Problem details:
Show all lines from the data that include the word "armor".
----------------
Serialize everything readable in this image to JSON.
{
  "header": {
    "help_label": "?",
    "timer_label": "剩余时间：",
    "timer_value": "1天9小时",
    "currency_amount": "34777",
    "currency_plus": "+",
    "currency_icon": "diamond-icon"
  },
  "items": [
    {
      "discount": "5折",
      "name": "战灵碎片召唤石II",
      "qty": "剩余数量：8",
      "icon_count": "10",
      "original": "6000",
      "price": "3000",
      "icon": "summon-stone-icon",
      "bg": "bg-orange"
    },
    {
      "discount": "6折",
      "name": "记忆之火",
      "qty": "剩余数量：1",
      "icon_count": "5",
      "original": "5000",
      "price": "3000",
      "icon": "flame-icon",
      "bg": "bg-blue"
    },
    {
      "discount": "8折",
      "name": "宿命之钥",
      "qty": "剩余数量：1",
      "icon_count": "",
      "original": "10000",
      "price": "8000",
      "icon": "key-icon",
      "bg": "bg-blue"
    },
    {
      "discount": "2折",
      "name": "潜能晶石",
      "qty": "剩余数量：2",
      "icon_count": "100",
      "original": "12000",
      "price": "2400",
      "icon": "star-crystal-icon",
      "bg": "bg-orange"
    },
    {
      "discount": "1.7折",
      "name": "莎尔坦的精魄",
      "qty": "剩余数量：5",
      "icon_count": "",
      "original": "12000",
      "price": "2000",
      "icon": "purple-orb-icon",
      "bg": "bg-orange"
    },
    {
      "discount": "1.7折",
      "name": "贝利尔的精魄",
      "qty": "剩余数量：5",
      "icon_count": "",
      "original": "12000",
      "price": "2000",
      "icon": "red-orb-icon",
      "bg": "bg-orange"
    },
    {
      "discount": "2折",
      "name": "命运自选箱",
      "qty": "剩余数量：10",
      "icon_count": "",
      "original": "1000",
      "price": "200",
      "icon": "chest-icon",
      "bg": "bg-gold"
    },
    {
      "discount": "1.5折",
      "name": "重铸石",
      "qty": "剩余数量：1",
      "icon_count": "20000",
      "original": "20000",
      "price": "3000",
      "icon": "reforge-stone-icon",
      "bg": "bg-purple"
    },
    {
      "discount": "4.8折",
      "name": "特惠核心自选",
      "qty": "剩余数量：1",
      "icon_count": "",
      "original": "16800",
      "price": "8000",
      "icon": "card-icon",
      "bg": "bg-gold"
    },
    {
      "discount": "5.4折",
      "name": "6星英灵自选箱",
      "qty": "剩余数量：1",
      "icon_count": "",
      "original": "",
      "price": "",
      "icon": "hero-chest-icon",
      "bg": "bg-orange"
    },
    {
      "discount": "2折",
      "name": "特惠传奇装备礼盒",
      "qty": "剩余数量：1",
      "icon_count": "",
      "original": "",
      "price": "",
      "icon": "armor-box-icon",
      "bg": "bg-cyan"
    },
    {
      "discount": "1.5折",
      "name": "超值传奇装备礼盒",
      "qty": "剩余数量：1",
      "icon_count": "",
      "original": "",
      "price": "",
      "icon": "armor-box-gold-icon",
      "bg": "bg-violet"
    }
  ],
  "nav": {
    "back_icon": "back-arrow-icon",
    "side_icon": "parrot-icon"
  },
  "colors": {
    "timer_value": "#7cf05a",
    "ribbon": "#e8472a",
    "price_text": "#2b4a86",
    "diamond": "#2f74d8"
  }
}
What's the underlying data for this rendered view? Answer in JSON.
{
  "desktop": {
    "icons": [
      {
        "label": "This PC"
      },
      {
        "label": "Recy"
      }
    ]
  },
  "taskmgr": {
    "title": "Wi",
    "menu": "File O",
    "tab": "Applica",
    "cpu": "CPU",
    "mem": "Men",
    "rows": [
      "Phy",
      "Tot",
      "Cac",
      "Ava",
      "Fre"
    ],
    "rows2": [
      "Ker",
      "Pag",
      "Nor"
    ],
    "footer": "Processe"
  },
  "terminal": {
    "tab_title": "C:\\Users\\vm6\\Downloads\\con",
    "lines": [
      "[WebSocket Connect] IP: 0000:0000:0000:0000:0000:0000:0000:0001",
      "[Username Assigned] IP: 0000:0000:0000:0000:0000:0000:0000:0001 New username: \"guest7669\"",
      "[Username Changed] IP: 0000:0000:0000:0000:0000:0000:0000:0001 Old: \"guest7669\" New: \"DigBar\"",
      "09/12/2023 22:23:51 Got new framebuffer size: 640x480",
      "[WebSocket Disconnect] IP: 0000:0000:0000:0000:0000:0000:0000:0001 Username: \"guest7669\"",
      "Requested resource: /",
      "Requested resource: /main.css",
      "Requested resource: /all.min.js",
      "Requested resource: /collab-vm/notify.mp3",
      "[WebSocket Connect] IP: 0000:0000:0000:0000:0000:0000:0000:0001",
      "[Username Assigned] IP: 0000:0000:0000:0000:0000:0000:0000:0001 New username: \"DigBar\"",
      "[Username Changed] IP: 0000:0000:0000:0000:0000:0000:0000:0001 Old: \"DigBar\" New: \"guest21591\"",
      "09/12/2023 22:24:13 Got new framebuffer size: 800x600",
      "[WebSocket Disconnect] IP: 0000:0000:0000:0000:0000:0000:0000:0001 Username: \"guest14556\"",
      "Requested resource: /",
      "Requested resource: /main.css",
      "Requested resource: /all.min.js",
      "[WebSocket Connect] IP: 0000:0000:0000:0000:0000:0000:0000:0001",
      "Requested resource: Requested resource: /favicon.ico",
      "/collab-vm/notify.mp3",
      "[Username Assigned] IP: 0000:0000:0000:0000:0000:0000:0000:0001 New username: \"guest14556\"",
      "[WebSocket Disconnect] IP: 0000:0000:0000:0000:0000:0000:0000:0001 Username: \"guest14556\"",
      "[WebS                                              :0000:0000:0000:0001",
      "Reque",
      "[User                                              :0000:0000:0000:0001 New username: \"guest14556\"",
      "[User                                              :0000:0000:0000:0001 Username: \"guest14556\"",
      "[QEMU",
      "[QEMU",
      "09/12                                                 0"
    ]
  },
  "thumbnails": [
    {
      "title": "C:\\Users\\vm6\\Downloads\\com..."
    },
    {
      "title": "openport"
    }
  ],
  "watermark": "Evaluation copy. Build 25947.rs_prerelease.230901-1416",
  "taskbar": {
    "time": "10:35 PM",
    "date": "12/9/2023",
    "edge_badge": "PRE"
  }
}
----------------
Solution:
      "icon": "armor-box-icon",
      "icon": "armor-box-gold-icon",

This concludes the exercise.